→ EXERCISE PROMPT
Reproduce the entries below in full, word for word.

→ DATASET
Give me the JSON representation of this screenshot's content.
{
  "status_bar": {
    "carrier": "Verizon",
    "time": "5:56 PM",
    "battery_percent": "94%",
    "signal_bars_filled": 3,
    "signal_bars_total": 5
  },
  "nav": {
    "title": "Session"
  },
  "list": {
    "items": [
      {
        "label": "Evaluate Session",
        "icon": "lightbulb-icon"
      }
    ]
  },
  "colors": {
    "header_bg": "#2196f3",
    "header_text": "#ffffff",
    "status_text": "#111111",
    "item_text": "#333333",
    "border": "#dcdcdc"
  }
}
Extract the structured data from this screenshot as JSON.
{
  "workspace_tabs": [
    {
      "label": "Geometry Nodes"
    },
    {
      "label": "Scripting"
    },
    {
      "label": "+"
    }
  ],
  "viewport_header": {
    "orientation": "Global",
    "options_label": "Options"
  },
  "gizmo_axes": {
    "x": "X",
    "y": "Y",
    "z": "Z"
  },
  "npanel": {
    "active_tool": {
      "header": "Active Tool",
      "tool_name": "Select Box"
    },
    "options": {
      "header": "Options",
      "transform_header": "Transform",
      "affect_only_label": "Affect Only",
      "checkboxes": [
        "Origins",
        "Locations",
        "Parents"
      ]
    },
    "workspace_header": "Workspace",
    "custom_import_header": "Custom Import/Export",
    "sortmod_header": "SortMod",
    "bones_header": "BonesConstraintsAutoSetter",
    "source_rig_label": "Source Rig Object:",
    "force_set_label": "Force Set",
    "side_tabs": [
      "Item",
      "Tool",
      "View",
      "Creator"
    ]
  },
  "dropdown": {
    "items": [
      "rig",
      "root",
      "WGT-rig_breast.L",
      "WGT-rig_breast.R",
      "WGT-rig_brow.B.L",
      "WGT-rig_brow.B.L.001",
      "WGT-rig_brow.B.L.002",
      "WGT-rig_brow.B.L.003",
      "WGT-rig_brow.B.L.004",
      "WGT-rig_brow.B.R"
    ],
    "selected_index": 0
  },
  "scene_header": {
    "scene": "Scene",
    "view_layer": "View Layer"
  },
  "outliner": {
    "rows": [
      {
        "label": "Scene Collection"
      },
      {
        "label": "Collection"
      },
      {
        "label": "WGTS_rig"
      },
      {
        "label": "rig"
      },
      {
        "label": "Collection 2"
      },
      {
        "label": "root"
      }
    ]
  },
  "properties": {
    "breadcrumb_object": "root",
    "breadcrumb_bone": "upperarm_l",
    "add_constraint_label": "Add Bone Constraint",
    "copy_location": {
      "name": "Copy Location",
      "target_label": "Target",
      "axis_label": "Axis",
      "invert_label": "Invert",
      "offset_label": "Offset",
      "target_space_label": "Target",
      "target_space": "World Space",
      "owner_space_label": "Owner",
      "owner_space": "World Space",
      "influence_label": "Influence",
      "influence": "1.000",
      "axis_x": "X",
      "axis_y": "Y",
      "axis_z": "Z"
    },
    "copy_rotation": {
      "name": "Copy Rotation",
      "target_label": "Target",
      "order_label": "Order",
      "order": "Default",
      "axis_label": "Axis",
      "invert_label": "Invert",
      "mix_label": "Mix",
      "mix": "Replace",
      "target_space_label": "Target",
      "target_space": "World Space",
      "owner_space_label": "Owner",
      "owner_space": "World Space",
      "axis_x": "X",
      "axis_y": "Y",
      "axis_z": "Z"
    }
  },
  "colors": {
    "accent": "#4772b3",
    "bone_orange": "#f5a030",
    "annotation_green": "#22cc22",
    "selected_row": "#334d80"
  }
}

→ WRITTEN RESPONSE
Give me the JSON representation of this screenshot's content.
{
  "status_bar": {
    "carrier": "Verizon",
    "time": "5:56 PM",
    "battery_percent": "94%",
    "signal_bars_filled": 3,
    "signal_bars_total": 5
  },
  "nav": {
    "title": "Session"
  },
  "list": {
    "items": [
      {
        "label": "Evaluate Session",
        "icon": "lightbulb-icon"
      }
    ]
  },
  "colors": {
    "header_bg": "#2196f3",
    "header_text": "#ffffff",
    "status_text": "#111111",
    "item_text": "#333333",
    "border": "#dcdcdc"
  }
}
Extract the structured data from this screenshot as JSON.
{
  "workspace_tabs": [
    {
      "label": "Geometry Nodes"
    },
    {
      "label": "Scripting"
    },
    {
      "label": "+"
    }
  ],
  "viewport_header": {
    "orientation": "Global",
    "options_label": "Options"
  },
  "gizmo_axes": {
    "x": "X",
    "y": "Y",
    "z": "Z"
  },
  "npanel": {
    "active_tool": {
      "header": "Active Tool",
      "tool_name": "Select Box"
    },
    "options": {
      "header": "Options",
      "transform_header": "Transform",
      "affect_only_label": "Affect Only",
      "checkboxes": [
        "Origins",
        "Locations",
        "Parents"
      ]
    },
    "workspace_header": "Workspace",
    "custom_import_header": "Custom Import/Export",
    "sortmod_header": "SortMod",
    "bones_header": "BonesConstraintsAutoSetter",
    "source_rig_label": "Source Rig Object:",
    "force_set_label": "Force Set",
    "side_tabs": [
      "Item",
      "Tool",
      "View",
      "Creator"
    ]
  },
  "dropdown": {
    "items": [
      "rig",
      "root",
      "WGT-rig_breast.L",
      "WGT-rig_breast.R",
      "WGT-rig_brow.B.L",
      "WGT-rig_brow.B.L.001",
      "WGT-rig_brow.B.L.002",
      "WGT-rig_brow.B.L.003",
      "WGT-rig_brow.B.L.004",
      "WGT-rig_brow.B.R"
    ],
    "selected_index": 0
  },
  "scene_header": {
    "scene": "Scene",
    "view_layer": "View Layer"
  },
  "outliner": {
    "rows": [
      {
        "label": "Scene Collection"
      },
      {
        "label": "Collection"
      },
      {
        "label": "WGTS_rig"
      },
      {
        "label": "rig"
      },
      {
        "label": "Collection 2"
      },
      {
        "label": "root"
      }
    ]
  },
  "properties": {
    "breadcrumb_object": "root",
    "breadcrumb_bone": "upperarm_l",
    "add_constraint_label": "Add Bone Constraint",
    "copy_location": {
      "name": "Copy Location",
      "target_label": "Target",
      "axis_label": "Axis",
      "invert_label": "Invert",
      "offset_label": "Offset",
      "target_space_label": "Target",
      "target_space": "World Space",
      "owner_space_label": "Owner",
      "owner_space": "World Space",
      "influence_label": "Influence",
      "influence": "1.000",
      "axis_x": "X",
      "axis_y": "Y",
      "axis_z": "Z"
    },
    "copy_rotation": {
      "name": "Copy Rotation",
      "target_label": "Target",
      "order_label": "Order",
      "order": "Default",
      "axis_label": "Axis",
      "invert_label": "Invert",
      "mix_label": "Mix",
      "mix": "Replace",
      "target_space_label": "Target",
      "target_space": "World Space",
      "owner_space_label": "Owner",
      "owner_space": "World Space",
      "axis_x": "X",
      "axis_y": "Y",
      "axis_z": "Z"
    }
  },
  "colors": {
    "accent": "#4772b3",
    "bone_orange": "#f5a030",
    "annotation_green": "#22cc22",
    "selected_row": "#334d80"
  }
}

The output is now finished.